Wartime Canadian Army Newsreel footage depicting the D-Day preparations, assault and Johnny Cannuck's march on Paris.
Contemporary footage of a vintage 1945 M 26 Pershing tank as it backs out from it's garage at the Royal Army Museum, Brussels.
Captured color WW II footage of German Scientist Werner Von Braun and his rocket engine experiments such as the V-2.
Truly remarkable color film footage depicting the life (and death)on board a U.S. Navy aircraft carrier during World War II. Authentic color combat footage is included.
A segment from a documentary concerning the disregarded international naval aviation negotiations of the 1930s and the development of Twentieth Century aircraft carrier.

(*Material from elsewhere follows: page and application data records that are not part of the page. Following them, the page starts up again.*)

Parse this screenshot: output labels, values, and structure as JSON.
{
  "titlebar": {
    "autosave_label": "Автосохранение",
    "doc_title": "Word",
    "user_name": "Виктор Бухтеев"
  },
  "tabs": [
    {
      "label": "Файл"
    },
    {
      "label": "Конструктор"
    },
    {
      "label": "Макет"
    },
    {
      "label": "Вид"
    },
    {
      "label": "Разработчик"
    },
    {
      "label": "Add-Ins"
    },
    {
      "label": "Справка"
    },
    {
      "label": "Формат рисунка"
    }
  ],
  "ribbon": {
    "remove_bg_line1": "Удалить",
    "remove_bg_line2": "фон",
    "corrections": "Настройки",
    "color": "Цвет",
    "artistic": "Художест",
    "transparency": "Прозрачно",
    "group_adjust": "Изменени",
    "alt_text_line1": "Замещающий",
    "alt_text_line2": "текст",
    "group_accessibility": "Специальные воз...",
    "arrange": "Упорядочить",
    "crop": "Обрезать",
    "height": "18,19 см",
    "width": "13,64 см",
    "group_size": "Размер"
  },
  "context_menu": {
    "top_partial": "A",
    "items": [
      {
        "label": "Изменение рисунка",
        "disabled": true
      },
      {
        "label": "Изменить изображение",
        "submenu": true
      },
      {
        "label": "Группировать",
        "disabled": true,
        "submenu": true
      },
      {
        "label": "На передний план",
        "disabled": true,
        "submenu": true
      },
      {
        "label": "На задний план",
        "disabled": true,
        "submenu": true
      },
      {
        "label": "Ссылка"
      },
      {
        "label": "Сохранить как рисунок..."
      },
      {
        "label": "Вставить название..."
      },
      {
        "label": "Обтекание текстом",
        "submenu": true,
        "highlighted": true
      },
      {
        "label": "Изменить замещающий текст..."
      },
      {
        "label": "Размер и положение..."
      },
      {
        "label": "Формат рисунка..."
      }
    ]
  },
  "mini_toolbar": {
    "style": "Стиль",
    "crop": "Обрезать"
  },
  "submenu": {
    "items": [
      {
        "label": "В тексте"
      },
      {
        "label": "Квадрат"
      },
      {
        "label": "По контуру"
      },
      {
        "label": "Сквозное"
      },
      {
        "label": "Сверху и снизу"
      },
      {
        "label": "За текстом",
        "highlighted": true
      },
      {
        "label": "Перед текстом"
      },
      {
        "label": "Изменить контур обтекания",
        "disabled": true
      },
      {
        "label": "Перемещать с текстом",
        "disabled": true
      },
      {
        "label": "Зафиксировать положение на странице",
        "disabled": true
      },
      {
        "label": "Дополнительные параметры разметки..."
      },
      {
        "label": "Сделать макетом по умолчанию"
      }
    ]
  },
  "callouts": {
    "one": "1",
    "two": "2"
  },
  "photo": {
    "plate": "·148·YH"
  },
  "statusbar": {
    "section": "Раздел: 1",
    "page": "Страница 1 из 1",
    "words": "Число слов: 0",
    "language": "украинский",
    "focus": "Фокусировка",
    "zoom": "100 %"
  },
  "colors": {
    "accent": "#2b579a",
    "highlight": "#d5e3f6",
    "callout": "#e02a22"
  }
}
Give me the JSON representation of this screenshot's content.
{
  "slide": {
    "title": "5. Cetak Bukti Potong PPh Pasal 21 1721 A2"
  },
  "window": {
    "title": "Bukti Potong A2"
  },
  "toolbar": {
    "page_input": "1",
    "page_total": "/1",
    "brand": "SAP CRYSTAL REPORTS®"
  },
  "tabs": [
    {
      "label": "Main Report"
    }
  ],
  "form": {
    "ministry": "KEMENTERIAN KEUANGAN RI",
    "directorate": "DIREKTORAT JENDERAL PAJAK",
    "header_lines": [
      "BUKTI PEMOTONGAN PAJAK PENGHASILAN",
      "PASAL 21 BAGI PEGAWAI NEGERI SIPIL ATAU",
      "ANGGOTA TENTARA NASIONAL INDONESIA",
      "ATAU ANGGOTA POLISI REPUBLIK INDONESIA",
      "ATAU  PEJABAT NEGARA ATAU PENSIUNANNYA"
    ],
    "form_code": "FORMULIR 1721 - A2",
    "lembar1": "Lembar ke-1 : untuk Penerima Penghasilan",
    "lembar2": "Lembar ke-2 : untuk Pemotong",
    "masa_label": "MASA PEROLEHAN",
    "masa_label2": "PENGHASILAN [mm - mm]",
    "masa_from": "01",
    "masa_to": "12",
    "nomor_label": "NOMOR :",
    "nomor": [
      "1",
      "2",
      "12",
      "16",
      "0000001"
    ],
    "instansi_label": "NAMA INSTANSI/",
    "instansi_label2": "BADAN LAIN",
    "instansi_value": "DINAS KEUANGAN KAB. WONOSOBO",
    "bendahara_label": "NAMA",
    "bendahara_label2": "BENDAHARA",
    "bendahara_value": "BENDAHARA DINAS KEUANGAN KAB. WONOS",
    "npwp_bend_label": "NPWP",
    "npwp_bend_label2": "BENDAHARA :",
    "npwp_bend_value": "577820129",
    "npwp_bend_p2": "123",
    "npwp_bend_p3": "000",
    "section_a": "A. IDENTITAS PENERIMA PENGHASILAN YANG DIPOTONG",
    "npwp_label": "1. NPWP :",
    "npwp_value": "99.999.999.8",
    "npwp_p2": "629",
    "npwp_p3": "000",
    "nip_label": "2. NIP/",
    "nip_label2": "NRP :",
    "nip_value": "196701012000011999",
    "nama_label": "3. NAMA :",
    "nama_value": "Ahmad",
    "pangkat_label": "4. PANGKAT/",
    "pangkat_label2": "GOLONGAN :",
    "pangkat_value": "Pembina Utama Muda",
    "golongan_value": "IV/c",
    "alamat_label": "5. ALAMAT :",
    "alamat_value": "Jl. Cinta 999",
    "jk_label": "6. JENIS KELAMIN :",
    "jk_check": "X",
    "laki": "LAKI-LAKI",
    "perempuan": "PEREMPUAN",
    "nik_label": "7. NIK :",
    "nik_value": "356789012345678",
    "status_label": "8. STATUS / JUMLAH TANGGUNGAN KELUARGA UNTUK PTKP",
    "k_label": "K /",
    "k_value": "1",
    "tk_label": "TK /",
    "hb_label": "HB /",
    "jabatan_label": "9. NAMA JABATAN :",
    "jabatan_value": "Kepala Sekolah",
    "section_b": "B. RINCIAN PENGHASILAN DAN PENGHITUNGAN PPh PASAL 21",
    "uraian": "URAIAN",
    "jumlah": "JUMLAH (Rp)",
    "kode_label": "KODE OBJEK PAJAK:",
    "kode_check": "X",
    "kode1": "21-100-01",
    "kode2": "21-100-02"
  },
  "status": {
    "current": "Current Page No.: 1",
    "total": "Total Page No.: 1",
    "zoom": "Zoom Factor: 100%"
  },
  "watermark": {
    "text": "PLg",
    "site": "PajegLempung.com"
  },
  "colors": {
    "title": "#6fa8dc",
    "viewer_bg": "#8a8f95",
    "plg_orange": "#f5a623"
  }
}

Also featured is the part played by Carriers during the earlier parts of the war; from Pearl Harbor to the Dolittle Raid of 1942.

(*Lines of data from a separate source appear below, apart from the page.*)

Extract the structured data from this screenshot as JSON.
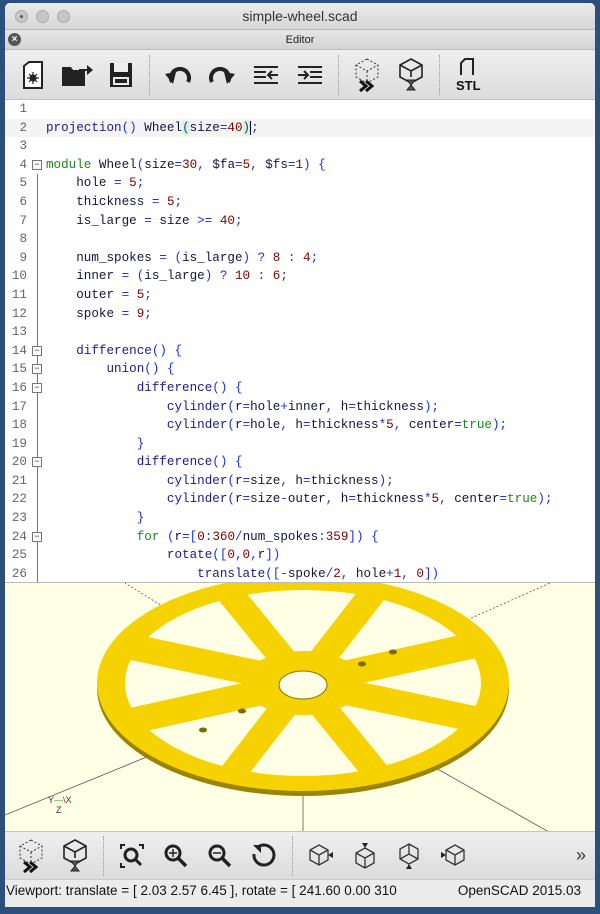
{
  "window": {
    "title": "simple-wheel.scad"
  },
  "editor_dock": {
    "title": "Editor"
  },
  "toolbar": [
    {
      "name": "new-file",
      "icon": "new-file-icon"
    },
    {
      "name": "open-file",
      "icon": "open-folder-icon"
    },
    {
      "name": "save",
      "icon": "save-icon"
    },
    {
      "name": "undo",
      "icon": "undo-icon"
    },
    {
      "name": "redo",
      "icon": "redo-icon"
    },
    {
      "name": "unindent",
      "icon": "unindent-icon"
    },
    {
      "name": "indent",
      "icon": "indent-icon"
    },
    {
      "name": "preview",
      "icon": "preview-icon"
    },
    {
      "name": "render",
      "icon": "render-icon"
    },
    {
      "name": "export-stl",
      "icon": "stl-icon",
      "label": "STL"
    }
  ],
  "code_lines": [
    "",
    "projection() Wheel(size=40);",
    "",
    "module Wheel(size=30, $fa=5, $fs=1) {",
    "    hole = 5;",
    "    thickness = 5;",
    "    is_large = size >= 40;",
    "",
    "    num_spokes = (is_large) ? 8 : 4;",
    "    inner = (is_large) ? 10 : 6;",
    "    outer = 5;",
    "    spoke = 9;",
    "",
    "    difference() {",
    "        union() {",
    "            difference() {",
    "                cylinder(r=hole+inner, h=thickness);",
    "                cylinder(r=hole, h=thickness*5, center=true);",
    "            }",
    "            difference() {",
    "                cylinder(r=size, h=thickness);",
    "                cylinder(r=size-outer, h=thickness*5, center=true);",
    "            }",
    "            for (r=[0:360/num_spokes:359]) {",
    "                rotate([0,0,r])",
    "                    translate([-spoke/2, hole+1, 0])"
  ],
  "current_line": 2,
  "colors": {
    "model": "#f5d200",
    "background": "#ffffe5"
  },
  "view_toolbar": [
    {
      "name": "preview",
      "icon": "preview-icon"
    },
    {
      "name": "render",
      "icon": "render-icon"
    },
    {
      "name": "view-all",
      "icon": "zoom-fit-icon"
    },
    {
      "name": "zoom-in",
      "icon": "zoom-in-icon"
    },
    {
      "name": "zoom-out",
      "icon": "zoom-out-icon"
    },
    {
      "name": "reset-view",
      "icon": "reset-view-icon"
    },
    {
      "name": "view-right",
      "icon": "view-right-icon"
    },
    {
      "name": "view-top",
      "icon": "view-top-icon"
    },
    {
      "name": "view-bottom",
      "icon": "view-bottom-icon"
    },
    {
      "name": "view-left",
      "icon": "view-left-icon"
    },
    {
      "name": "more",
      "icon": "overflow-chevron-icon",
      "label": "»"
    }
  ],
  "axes": {
    "x": "X",
    "y": "Y",
    "z": "Z"
  },
  "status": {
    "viewport": "Viewport: translate = [ 2.03 2.57 6.45 ], rotate = [ 241.60 0.00 310",
    "version": "OpenSCAD 2015.03"
  }
}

Various clips of airplane crash landings filmed from the decks of assorted US aircraft carriers throughout the bloody course of WW II.
Various graphic clips from "Band of Brothers", "Saving Private Ryan" and the "The Thin Red Line". All three of these films stood out from earlier war movies for the perfect audio inclusion of what has been described as the "ping" sound. These films were also unique in that they also depicted the ejection of the en-bloc clip (which created the sound).
Known as "Little Stalingrad", the small village of Ortona on the Adriatic coast of Italy became the scene of a fierce battle between the advancing First Canadian Division and the elite German 3rd Parachute Regiment of the First Parachute Division.
1,375 Canadians were killed in and around Ortona in December 1943, 2,339 were casualties.
Operation Barbarossa (German: ''Unternehmen Barbarossa'') was the codename for Nazi Germany's invasion of the Soviet Union during World War II that commenced on June 22, 1941. The operation was named after the Emperor Frederick Barbarossa of the Holy Roman Empire, a leader of the Crusades in the 12th century. It is not to be confused with the war on the Eastern Front in its entirety.
Terrific and rare footage of German subs with that creepy Nazi Jazz band providing back-up. Take a look.
German newsreel footage extolling the virtues of their air force.
News reel of the surrender ceremony on board the USS Missouri in Tokyo Bay, September 2, 1945. Background music is "With Honor Crowned".
"Why We Fight" is a series of seven propaganda films (made between 1942 and 1945) commissioned by the United States government during World War II to demonstrate to American soldiers the reason for U.S. involvement in the war. Later on they were also shown to the general U.S. public to persuade them to support American intervention.
Most of the films were directed by Frank Capra, who was daunted and terrified by Leni Riefenstahl's propaganda film, "Triumph of the Will", and worked in direct response to it.
A compilation of various German wartime newsreels, showing fighter control operations and intercepts of American 4-engine bombers. German voice-over.
Set to the tune, "Deutchland Uber Alles" and a number of other catchy tunes that the jolly boys of the SS sent rocketing up the charts of the top forty, this is official Nazi footage of the SS on the march in full regalia. Aside from plentiful displays of black wool and feldgrau stahelms, you will also see Heinrich, Adolf and all his pals staring from the fifty-yard line.
Assembled black and white footage accompanied by voiceover commentary tells the story of the Nazi rise, beginning with World War I, through the 1945 collapse of Berlin.
The second half of the documentary "Mein Kampf".
A segment of a longer documentary, filmed in color and concentrating on the G.I.s in Europe.
A mixture of assorted World War Two clips, some German, some U.S., some color, some black and white -depicting battle or mobilizing for battle. The color film clips of the Marines in the Pacific is remarkable.
Black and white film footage from the Second World War depicting the German and Soviet infantrymen.
Nice color footage of the U.S. Army as they head to the D-Day invasion beaches in Normandy and later - to Paris.
Contemporary color footage of a Wermacht re-enactor firing a German MG42.